Having been part of the testing industry for so long, I have met quite a few people – including testing experts, automation engineers and decision makers, who have seen BIG successes as well as BIG failures from test automation projects. I generally ask them what has worked for them and what hasn’t. It is very hard to summarize the reasons for such successes and failures – because there simply does not seem to be one solution that fits all.
Having said that, when I think about all those conversations, discussions, project lifecycles, I see some pattern – the projects seem to follow one or two of the common patterns. The first and foremost thing is the reason for adopting test automation. I see the following three most common reasons for adopting test automation –
#1: Because I understand a particular tool / technology
This one typically comes from the technology advocates. Technology is often at the heart of the word “automation” so it is but obvious that it takes the centre stage. With so many tools/ technologies available in the market claiming to “ease the automation”, I have seen that the test automation discussions start with tool comparison. Open an excel sheet -> fill up the columns with the names of tools and technologies -> start filling the rows comparing various features. Whichever tool then fits into the (technical) requirements gets selected and the projects start.
#2: Because the management has asked for it!
I have seen that the organization management (aka the financial decision makers), generally get convinced about test automation when they see the benefits as “wider coverage”, “more testing in less time”, “less resources”. Once the management is convinced, the implementation team gets the decision in the form of an order and the work starts from that point –the implementation team (at many times) is not aware of the reasons why the decision has been taken and what are the expectations. For the implementation team, it comes as a project to be implemented without knowing the end goal – scary as it may sound, this seems to be the reality – a huge gap between expectations and deliverables.
#3: Because test automation is HOT
Whenever the jargons like “faster time to market”, “saving time and money”, “easier test maintenance”, “quality optimization”, “reusability”, “easier test suite maintenance” are discussed, test automation is perceived as a magic wand which take care of everything. “When everyone is talking about it, it must be good” – one may think. It is therefore not surprising to see that many test automation project get started just because of this reason – call it “peer pressure” or “joining the bandwagon”.
#4: Because I know the SECRET SAUCE to succeed
I would love to hear if there really is a secret sauce to guarantee the success. I always thought that every test automation requirement is so unique that there is cannot be standard template which can be applied to all. Yes, there are certain basic principles, generally termed as STRATEGY which can be applied across multiple projects – like the kind of people you would like to have in the team, how to go about defining the scope, how to choose the right tools and technologies and so on. There are lot of factors – both internal as well as external – which contribute to the success or failure of test automation initiatives.
To me most important is being in tune with stakeholders on their demands from test automation, vision for the solution and of course complete ownership of its success and failure. I personally like to approach all test automation initiatives from the ROI perspective – map the test automation goals with business goals and then think of everything else.

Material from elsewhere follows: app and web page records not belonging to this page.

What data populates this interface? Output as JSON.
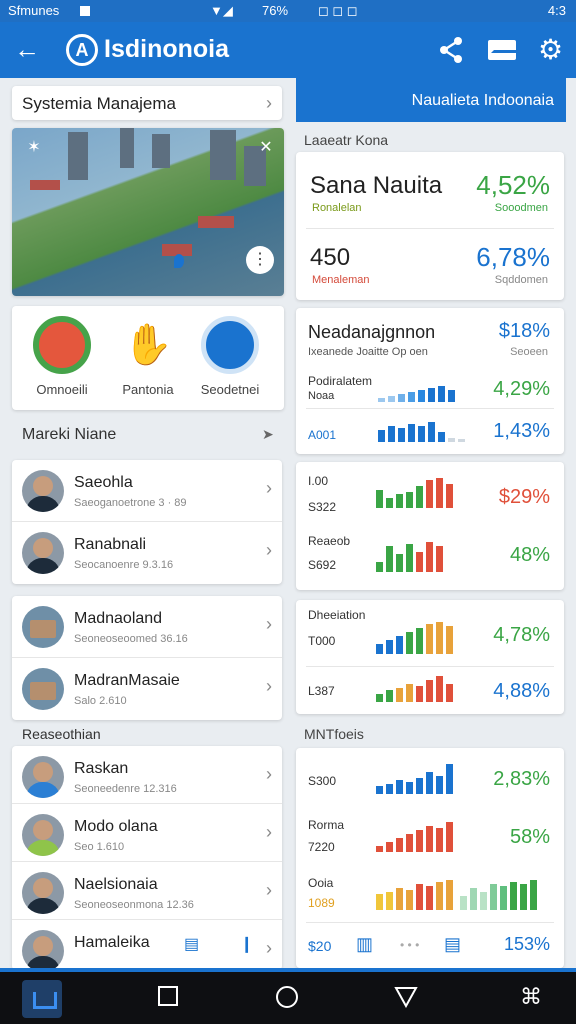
{
  "status": {
    "left": "Sfmunes",
    "mid": "76%",
    "right": "4:3"
  },
  "app": {
    "title": "Isdinonoia",
    "logo_letter": "A"
  },
  "search": {
    "text": "Systemia Manajema"
  },
  "apps": [
    {
      "label": "Omnoeili",
      "icon": "calendar-icon"
    },
    {
      "label": "Pantonia",
      "icon": "handshake-icon"
    },
    {
      "label": "Seodetnei",
      "icon": "group-icon"
    }
  ],
  "section1": {
    "title": "Mareki Niane"
  },
  "people_a": [
    {
      "name": "Saeohla",
      "sub": "Saeoganoetrone 3 · 89"
    },
    {
      "name": "Ranabnali",
      "sub": "Seocanoenre 9.3.16"
    }
  ],
  "people_b": [
    {
      "name": "Madnaoland",
      "sub": "Seoneoseoomed 36.16"
    },
    {
      "name": "MadranMasaie",
      "sub": "Salo 2.610"
    }
  ],
  "section2": {
    "title": "Reaseothian"
  },
  "people_c": [
    {
      "name": "Raskan",
      "sub": "Seoneedenre 12.316"
    },
    {
      "name": "Modo olana",
      "sub": "Seo 1.610"
    },
    {
      "name": "Naelsionaia",
      "sub": "Seoneoseonmona 12.36"
    },
    {
      "name": "Hamaleika",
      "sub": ""
    }
  ],
  "banner": {
    "text": "Naualieta  Indoonaia"
  },
  "right_head": "Laaeatr Kona",
  "stats": {
    "r1_title": "Sana Nauita",
    "r1_sub": "Ronalelan",
    "r1_val": "4,52%",
    "r1_valsub": "Sooodmen",
    "r2_title": "450",
    "r2_sub": "Menaleman",
    "r2_val": "6,78%",
    "r2_valsub": "Sqddomen"
  },
  "manage": {
    "title": "Neadanajgnnon",
    "sub": "Ixeanede Joaitte Op oen",
    "val": "$18%",
    "valsub": "Seoeen",
    "rows": [
      {
        "label": "Podiralatem",
        "label2": "Noaa",
        "pct": "4,29%",
        "color": "#3aa545"
      },
      {
        "label": "A001",
        "label2": "",
        "pct": "1,43%",
        "color": "#1a73cf"
      }
    ]
  },
  "charts": [
    {
      "label": "I.00",
      "label2": "S322",
      "pct": "$29%",
      "color": "#e0503a"
    },
    {
      "label": "Reaeob",
      "label2": "S692",
      "pct": "48%",
      "color": "#3aa545"
    },
    {
      "label": "Dheeiation",
      "label2": "T000",
      "pct": "4,78%",
      "color": "#3aa545"
    },
    {
      "label": "L387",
      "label2": "",
      "pct": "4,88%",
      "color": "#1a73cf"
    }
  ],
  "section3": {
    "title": "MNTfoeis"
  },
  "charts2": [
    {
      "label": "S300",
      "pct": "2,83%",
      "color": "#3aa545"
    },
    {
      "label": "Rorma",
      "label2": "7220",
      "pct": "58%",
      "color": "#3aa545"
    },
    {
      "label": "Ooia",
      "label2": "1089",
      "pct": "",
      "color": "#333"
    },
    {
      "label": "$20",
      "pct": "153%",
      "color": "#1a73cf"
    }
  ]
}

I thought I will ask the experts reading this blog on which of the drivers has prompted you to kick start your test automation. Is it any one mentioned above or something else?